Challenging mobile learning discourse through research: Student perceptions of Blackboard Mobile Learn and iPads
AbstractMany university academics disagree with the rationale that we should pursue mobile learning because 21st century students are apparently demanding it. We argue that the only defensible rationale for making mobile learning part of pedagogy is because it enhances student learning. This presentation shares results from research with 135 students engaged in mobile learning over two semesters. It addresses the question of whether Blackboard Mobile Learn made a perceived difference to their learning. Results revealed that in-class, students used their mobile devices for Blackboard Mobile Learn to the same extent as they used them for searching the web for study, accessing university web pages, email and making Facebook posts, but less than they used them for browsing the web for pleasure and Facebook reading. The majority of students were neutral when asked if they prefer Mobile Learn over PC access to Blackboard. Students were likewise neutral when asked whether they perceived iPads to improve their learning. There was higher frequency agreement that using iPads motivated them to learn. Qualitative feedback from focus groups was mixed, but largely positive. The overall interpretation was that it is a matter of course that students would access their subject site via mobile devices.

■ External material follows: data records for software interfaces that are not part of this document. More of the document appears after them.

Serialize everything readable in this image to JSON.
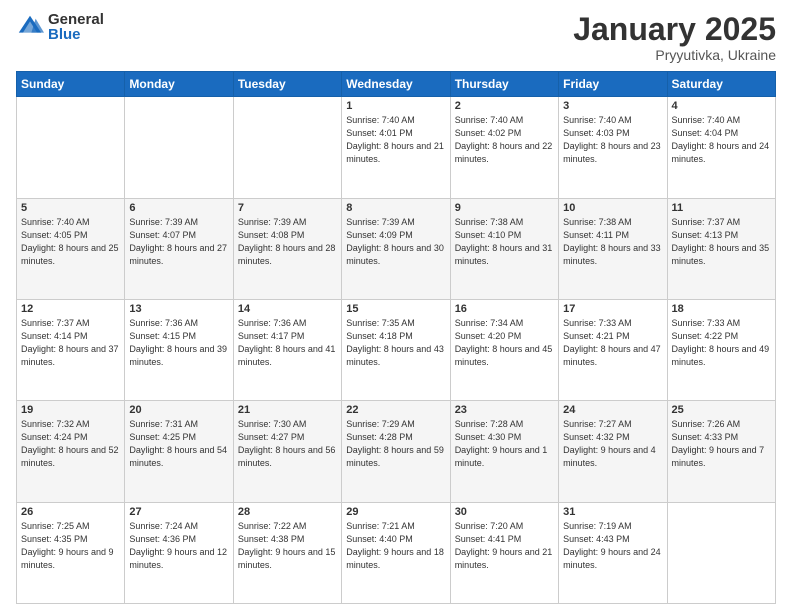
{
  "logo": {
    "general": "General",
    "blue": "Blue"
  },
  "header": {
    "month": "January 2025",
    "location": "Pryyutivka, Ukraine"
  },
  "weekdays": [
    "Sunday",
    "Monday",
    "Tuesday",
    "Wednesday",
    "Thursday",
    "Friday",
    "Saturday"
  ],
  "weeks": [
    [
      {
        "day": "",
        "info": ""
      },
      {
        "day": "",
        "info": ""
      },
      {
        "day": "",
        "info": ""
      },
      {
        "day": "1",
        "info": "Sunrise: 7:40 AM\nSunset: 4:01 PM\nDaylight: 8 hours and 21 minutes."
      },
      {
        "day": "2",
        "info": "Sunrise: 7:40 AM\nSunset: 4:02 PM\nDaylight: 8 hours and 22 minutes."
      },
      {
        "day": "3",
        "info": "Sunrise: 7:40 AM\nSunset: 4:03 PM\nDaylight: 8 hours and 23 minutes."
      },
      {
        "day": "4",
        "info": "Sunrise: 7:40 AM\nSunset: 4:04 PM\nDaylight: 8 hours and 24 minutes."
      }
    ],
    [
      {
        "day": "5",
        "info": "Sunrise: 7:40 AM\nSunset: 4:05 PM\nDaylight: 8 hours and 25 minutes."
      },
      {
        "day": "6",
        "info": "Sunrise: 7:39 AM\nSunset: 4:07 PM\nDaylight: 8 hours and 27 minutes."
      },
      {
        "day": "7",
        "info": "Sunrise: 7:39 AM\nSunset: 4:08 PM\nDaylight: 8 hours and 28 minutes."
      },
      {
        "day": "8",
        "info": "Sunrise: 7:39 AM\nSunset: 4:09 PM\nDaylight: 8 hours and 30 minutes."
      },
      {
        "day": "9",
        "info": "Sunrise: 7:38 AM\nSunset: 4:10 PM\nDaylight: 8 hours and 31 minutes."
      },
      {
        "day": "10",
        "info": "Sunrise: 7:38 AM\nSunset: 4:11 PM\nDaylight: 8 hours and 33 minutes."
      },
      {
        "day": "11",
        "info": "Sunrise: 7:37 AM\nSunset: 4:13 PM\nDaylight: 8 hours and 35 minutes."
      }
    ],
    [
      {
        "day": "12",
        "info": "Sunrise: 7:37 AM\nSunset: 4:14 PM\nDaylight: 8 hours and 37 minutes."
      },
      {
        "day": "13",
        "info": "Sunrise: 7:36 AM\nSunset: 4:15 PM\nDaylight: 8 hours and 39 minutes."
      },
      {
        "day": "14",
        "info": "Sunrise: 7:36 AM\nSunset: 4:17 PM\nDaylight: 8 hours and 41 minutes."
      },
      {
        "day": "15",
        "info": "Sunrise: 7:35 AM\nSunset: 4:18 PM\nDaylight: 8 hours and 43 minutes."
      },
      {
        "day": "16",
        "info": "Sunrise: 7:34 AM\nSunset: 4:20 PM\nDaylight: 8 hours and 45 minutes."
      },
      {
        "day": "17",
        "info": "Sunrise: 7:33 AM\nSunset: 4:21 PM\nDaylight: 8 hours and 47 minutes."
      },
      {
        "day": "18",
        "info": "Sunrise: 7:33 AM\nSunset: 4:22 PM\nDaylight: 8 hours and 49 minutes."
      }
    ],
    [
      {
        "day": "19",
        "info": "Sunrise: 7:32 AM\nSunset: 4:24 PM\nDaylight: 8 hours and 52 minutes."
      },
      {
        "day": "20",
        "info": "Sunrise: 7:31 AM\nSunset: 4:25 PM\nDaylight: 8 hours and 54 minutes."
      },
      {
        "day": "21",
        "info": "Sunrise: 7:30 AM\nSunset: 4:27 PM\nDaylight: 8 hours and 56 minutes."
      },
      {
        "day": "22",
        "info": "Sunrise: 7:29 AM\nSunset: 4:28 PM\nDaylight: 8 hours and 59 minutes."
      },
      {
        "day": "23",
        "info": "Sunrise: 7:28 AM\nSunset: 4:30 PM\nDaylight: 9 hours and 1 minute."
      },
      {
        "day": "24",
        "info": "Sunrise: 7:27 AM\nSunset: 4:32 PM\nDaylight: 9 hours and 4 minutes."
      },
      {
        "day": "25",
        "info": "Sunrise: 7:26 AM\nSunset: 4:33 PM\nDaylight: 9 hours and 7 minutes."
      }
    ],
    [
      {
        "day": "26",
        "info": "Sunrise: 7:25 AM\nSunset: 4:35 PM\nDaylight: 9 hours and 9 minutes."
      },
      {
        "day": "27",
        "info": "Sunrise: 7:24 AM\nSunset: 4:36 PM\nDaylight: 9 hours and 12 minutes."
      },
      {
        "day": "28",
        "info": "Sunrise: 7:22 AM\nSunset: 4:38 PM\nDaylight: 9 hours and 15 minutes."
      },
      {
        "day": "29",
        "info": "Sunrise: 7:21 AM\nSunset: 4:40 PM\nDaylight: 9 hours and 18 minutes."
      },
      {
        "day": "30",
        "info": "Sunrise: 7:20 AM\nSunset: 4:41 PM\nDaylight: 9 hours and 21 minutes."
      },
      {
        "day": "31",
        "info": "Sunrise: 7:19 AM\nSunset: 4:43 PM\nDaylight: 9 hours and 24 minutes."
      },
      {
        "day": "",
        "info": ""
      }
    ]
  ]
}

Articles published in the Australasian Journal of Educational Technology (AJET) are available under Creative Commons Attribution Non-Commercial No Derivatives Licence (CC BY-NC-ND 4.0). Authors retain copyright in their work and grant AJET right of first publication under CC BY-NC-ND 4.0. Users have the right to read, download, copy, distribute, print, search, or link to the full texts of articles in this journal, and to use them for any other lawful purpose.

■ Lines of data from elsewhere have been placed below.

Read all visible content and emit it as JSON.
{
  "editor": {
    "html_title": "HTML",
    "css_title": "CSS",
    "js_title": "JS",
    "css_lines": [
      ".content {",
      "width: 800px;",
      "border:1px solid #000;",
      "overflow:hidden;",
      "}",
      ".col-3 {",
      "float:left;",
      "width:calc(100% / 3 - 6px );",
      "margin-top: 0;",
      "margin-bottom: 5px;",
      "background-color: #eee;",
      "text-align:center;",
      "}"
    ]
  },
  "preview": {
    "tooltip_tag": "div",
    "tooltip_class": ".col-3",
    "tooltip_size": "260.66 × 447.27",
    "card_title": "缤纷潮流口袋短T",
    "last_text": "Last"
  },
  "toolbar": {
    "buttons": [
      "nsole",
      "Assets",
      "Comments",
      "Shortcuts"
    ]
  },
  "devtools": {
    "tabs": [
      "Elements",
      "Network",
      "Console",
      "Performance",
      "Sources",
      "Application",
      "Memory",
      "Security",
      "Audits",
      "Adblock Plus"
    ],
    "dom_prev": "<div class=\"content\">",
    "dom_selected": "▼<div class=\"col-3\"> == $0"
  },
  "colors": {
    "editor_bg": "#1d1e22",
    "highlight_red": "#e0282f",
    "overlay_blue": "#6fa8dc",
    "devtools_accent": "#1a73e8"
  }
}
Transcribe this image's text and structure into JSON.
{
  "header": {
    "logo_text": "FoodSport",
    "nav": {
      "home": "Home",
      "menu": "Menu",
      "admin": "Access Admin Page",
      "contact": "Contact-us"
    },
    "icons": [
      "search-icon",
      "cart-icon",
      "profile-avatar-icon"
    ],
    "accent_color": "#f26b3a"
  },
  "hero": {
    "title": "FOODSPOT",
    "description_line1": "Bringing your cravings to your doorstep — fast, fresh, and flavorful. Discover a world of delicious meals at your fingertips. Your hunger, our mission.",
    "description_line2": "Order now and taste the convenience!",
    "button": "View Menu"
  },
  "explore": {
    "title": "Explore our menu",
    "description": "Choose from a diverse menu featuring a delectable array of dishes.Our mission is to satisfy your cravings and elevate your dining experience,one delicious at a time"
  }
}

Articles published in AJET can be copied, communicated and shared in their published form for non-commercial purposes provided full attribution is given to the author and the journal. Authors are able to enter into separate, additional contractual arrangements for the non-exclusive distribution of the journal’s published version of the work (e.g., post it to an institutional repository or publish it in a book), with an acknowledgement of its initial publication in this journal.

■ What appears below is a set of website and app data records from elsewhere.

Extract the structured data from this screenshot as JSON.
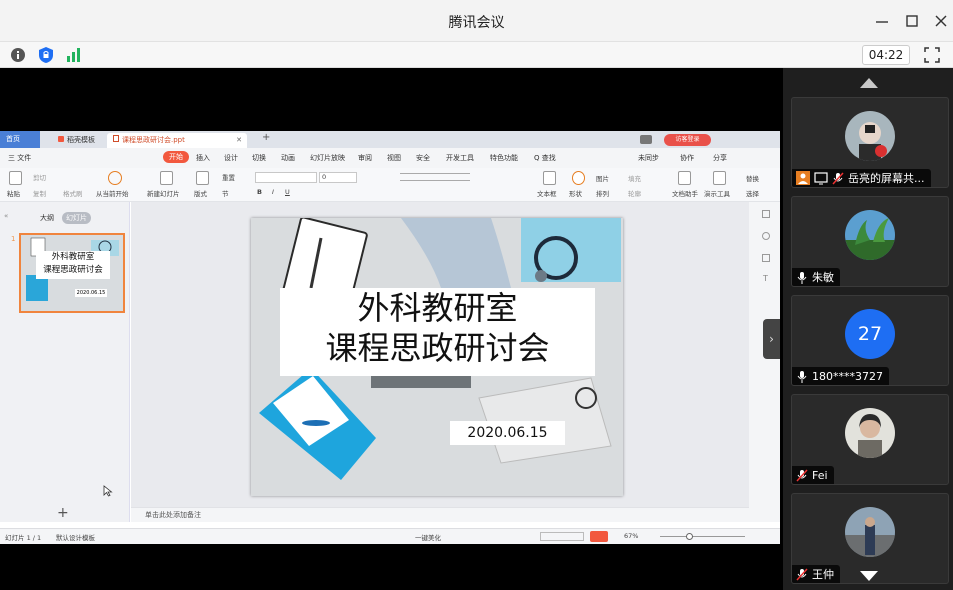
{
  "window": {
    "title": "腾讯会议"
  },
  "meeting_bar": {
    "timer": "04:22"
  },
  "wps": {
    "tabs": [
      "首页",
      "稻壳模板",
      "课程思政研讨会.ppt"
    ],
    "login_label": "访客登录",
    "menu": [
      "三 文件",
      "开始",
      "插入",
      "设计",
      "切换",
      "动画",
      "幻灯片放映",
      "审阅",
      "视图",
      "安全",
      "开发工具",
      "特色功能",
      "Q 查找",
      "未同步",
      "协作",
      "分享"
    ],
    "ribbon": {
      "paste": "粘贴",
      "cut": "剪切",
      "copy": "复制",
      "format_painter": "格式刷",
      "from_start": "从当前开始",
      "new_slide": "新建幻灯片",
      "layout": "版式",
      "section": "节",
      "reset": "重置",
      "font_size": "0",
      "textbox": "文本框",
      "shape": "形状",
      "picture": "图片",
      "arrange": "排列",
      "fill": "填充",
      "outline": "轮廓",
      "doc_helper": "文档助手",
      "present_tool": "演示工具",
      "replace": "替换",
      "select": "选择"
    },
    "left_panel": {
      "tab_outline": "大纲",
      "tab_slides": "幻灯片",
      "slide_num": "1",
      "add": "+"
    },
    "thumb": {
      "line1": "外科教研室",
      "line2": "课程思政研讨会",
      "date": "2020.06.15"
    },
    "slide": {
      "title_line1": "外科教研室",
      "title_line2": "课程思政研讨会",
      "date": "2020.06.15"
    },
    "notes_placeholder": "单击此处添加备注",
    "status": {
      "slide_count": "幻灯片 1 / 1",
      "theme": "默认设计模板",
      "beautify": "一键美化",
      "zoom": "67%"
    }
  },
  "participants": [
    {
      "name": "岳亮的屏幕共...",
      "avatar": "photo-person"
    },
    {
      "name": "朱敏",
      "avatar": "photo-palm"
    },
    {
      "name": "180****3727",
      "avatar_text": "27"
    },
    {
      "name": "Fei",
      "avatar": "photo-woman"
    },
    {
      "name": "王仲",
      "avatar": "photo-street"
    }
  ]
}
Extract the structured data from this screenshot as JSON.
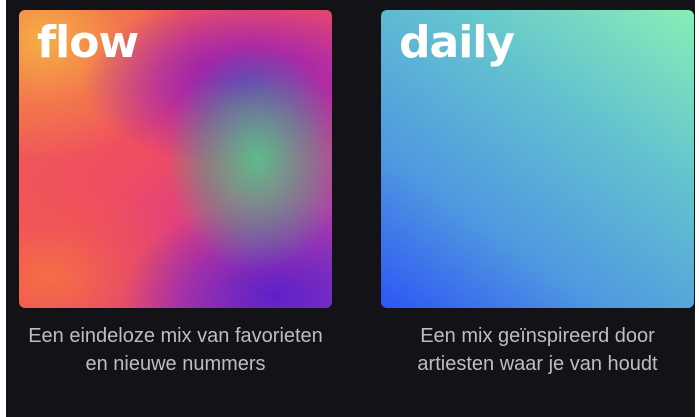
{
  "cards": [
    {
      "cover_title": "flow",
      "caption": "Een eindeloze mix van favorieten en nieuwe nummers"
    },
    {
      "cover_title": "daily",
      "caption": "Een mix geïnspireerd door artiesten waar je van houdt"
    }
  ]
}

This copyright notice applies to articles published in AJET volumes 36 onwards. Please read about the copyright notices for previous volumes under Journal History.